    For instance, the locals believed that Inuit arts produced in workshops supervised by Westerners preserved the pristine and pre-Western contact aboriginal culture and were thus used for educating their children.  Passing down knowledge filtered through a Western lens to future generations has further intensified the primitivization of Inuit culture within the local community.

    Detail of drawing

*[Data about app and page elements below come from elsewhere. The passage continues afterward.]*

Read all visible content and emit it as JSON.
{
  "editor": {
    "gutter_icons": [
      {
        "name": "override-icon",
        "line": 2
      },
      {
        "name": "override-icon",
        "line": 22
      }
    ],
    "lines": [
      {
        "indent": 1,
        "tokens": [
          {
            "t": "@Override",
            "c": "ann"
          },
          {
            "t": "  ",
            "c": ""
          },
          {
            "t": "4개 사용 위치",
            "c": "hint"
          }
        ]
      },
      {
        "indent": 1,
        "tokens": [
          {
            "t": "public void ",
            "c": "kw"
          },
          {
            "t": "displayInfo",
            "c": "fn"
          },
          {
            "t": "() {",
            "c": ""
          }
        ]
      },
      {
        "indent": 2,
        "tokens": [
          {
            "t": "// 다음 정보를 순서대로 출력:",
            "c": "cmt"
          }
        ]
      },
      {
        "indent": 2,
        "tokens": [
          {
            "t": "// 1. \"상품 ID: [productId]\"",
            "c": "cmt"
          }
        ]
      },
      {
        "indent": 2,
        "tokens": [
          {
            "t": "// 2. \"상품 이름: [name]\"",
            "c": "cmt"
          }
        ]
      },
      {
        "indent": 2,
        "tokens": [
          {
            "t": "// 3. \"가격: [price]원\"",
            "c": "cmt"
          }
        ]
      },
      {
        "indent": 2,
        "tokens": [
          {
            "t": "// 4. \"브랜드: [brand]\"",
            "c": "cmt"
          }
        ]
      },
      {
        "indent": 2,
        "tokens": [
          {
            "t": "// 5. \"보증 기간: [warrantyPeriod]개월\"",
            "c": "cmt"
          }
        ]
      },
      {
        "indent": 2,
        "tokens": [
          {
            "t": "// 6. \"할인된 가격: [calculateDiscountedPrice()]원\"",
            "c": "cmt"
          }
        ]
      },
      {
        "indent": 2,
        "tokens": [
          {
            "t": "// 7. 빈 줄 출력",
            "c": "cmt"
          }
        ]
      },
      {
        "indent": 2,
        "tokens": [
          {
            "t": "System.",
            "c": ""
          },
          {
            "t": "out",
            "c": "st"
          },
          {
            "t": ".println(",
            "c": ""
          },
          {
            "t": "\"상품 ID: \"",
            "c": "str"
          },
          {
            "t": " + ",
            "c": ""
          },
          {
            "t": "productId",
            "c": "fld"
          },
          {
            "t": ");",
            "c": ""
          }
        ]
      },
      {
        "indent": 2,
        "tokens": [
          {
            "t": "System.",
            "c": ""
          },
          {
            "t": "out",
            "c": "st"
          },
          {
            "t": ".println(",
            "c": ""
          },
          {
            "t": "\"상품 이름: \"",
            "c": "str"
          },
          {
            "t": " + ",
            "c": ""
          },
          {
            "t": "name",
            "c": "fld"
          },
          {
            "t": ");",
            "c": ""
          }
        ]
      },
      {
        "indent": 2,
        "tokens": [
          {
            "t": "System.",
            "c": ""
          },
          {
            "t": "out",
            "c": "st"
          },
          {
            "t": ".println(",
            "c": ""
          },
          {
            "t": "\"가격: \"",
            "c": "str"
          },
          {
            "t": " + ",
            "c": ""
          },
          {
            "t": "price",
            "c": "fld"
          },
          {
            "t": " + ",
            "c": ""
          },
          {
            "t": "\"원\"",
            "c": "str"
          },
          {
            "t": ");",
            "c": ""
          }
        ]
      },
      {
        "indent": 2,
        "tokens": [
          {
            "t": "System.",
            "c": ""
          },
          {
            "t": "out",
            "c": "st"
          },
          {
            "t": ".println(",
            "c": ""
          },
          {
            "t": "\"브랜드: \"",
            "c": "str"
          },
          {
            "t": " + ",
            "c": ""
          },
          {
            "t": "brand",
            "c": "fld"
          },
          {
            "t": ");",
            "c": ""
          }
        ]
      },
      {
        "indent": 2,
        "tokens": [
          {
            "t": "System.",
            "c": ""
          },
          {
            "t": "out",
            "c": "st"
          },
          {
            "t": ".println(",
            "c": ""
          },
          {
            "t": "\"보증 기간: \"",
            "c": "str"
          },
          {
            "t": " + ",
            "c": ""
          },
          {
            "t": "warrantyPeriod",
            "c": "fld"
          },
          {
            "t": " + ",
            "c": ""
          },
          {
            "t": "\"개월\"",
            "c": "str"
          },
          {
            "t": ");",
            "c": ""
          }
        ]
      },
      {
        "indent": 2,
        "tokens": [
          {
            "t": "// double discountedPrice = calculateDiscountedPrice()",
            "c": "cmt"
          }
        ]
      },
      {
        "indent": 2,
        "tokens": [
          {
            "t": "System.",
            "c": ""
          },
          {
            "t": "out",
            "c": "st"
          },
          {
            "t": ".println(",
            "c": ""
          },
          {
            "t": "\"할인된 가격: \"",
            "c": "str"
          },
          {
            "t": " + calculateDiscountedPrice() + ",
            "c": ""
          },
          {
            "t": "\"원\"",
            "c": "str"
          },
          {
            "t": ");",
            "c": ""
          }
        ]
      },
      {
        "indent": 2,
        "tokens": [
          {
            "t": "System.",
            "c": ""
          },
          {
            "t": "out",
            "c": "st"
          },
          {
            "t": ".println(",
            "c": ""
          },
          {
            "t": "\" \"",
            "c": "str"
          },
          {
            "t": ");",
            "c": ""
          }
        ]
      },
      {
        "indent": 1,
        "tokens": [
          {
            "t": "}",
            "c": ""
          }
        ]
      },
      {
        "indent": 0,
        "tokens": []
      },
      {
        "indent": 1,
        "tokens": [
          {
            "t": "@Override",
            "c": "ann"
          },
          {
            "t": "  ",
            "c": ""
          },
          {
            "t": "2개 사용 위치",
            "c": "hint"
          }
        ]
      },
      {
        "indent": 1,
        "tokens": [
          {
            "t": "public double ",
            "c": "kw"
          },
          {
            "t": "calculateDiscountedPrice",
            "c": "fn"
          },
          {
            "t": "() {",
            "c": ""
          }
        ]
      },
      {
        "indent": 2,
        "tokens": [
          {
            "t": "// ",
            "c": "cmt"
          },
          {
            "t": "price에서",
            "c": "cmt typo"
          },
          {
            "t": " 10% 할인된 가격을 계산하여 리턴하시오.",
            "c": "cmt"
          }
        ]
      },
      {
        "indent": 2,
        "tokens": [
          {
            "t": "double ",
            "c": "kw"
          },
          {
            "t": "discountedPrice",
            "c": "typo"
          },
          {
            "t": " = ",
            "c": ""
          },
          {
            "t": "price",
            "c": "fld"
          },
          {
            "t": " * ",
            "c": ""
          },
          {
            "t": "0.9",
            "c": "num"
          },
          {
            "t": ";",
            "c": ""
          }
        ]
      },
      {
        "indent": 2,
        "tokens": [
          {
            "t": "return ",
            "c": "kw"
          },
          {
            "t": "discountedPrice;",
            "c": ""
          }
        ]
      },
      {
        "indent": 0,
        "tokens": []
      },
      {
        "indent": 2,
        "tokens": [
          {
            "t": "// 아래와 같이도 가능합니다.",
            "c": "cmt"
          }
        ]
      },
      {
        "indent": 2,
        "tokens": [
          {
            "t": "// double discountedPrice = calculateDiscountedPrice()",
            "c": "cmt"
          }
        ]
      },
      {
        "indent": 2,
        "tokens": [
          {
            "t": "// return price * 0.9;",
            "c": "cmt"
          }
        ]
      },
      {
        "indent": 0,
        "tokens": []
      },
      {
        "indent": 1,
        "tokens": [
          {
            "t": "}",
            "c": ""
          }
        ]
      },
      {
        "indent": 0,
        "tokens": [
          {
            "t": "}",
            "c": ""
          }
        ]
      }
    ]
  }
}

    Due to the post-colonial repositioning of archaeology and ethnography as well as the political sovereignty of Nunavut, the ethical imbalance and cultural racism between the Western authorities (such as Western founders, managers, and scholars of the project) and native art makers in Cape Dorset were recently acknowledged and challenged. In the last two decades, the Inuit people have become more self-critical, reflective, and empowered to define their identity by themselves, which can be demonstrated in the exhibition An Inuit Perspective: Baker Lake Sculpture.  More and more contemporary Inuit artists have started to portray their present everyday life, including modern transportation, costumes, and technologies.

    This infusion of Western culture into the Inuit way of life does not make the aboriginal people “inauthentic” or “impure,” but suggests that the Inuit community is a fluid and changing entity participating in the global world rather than a static and culturally determined product. Though outsiders can learn and interpret other cultures, the natives should have the autonomy and freedom to produce, display, define, and disseminate their own culture.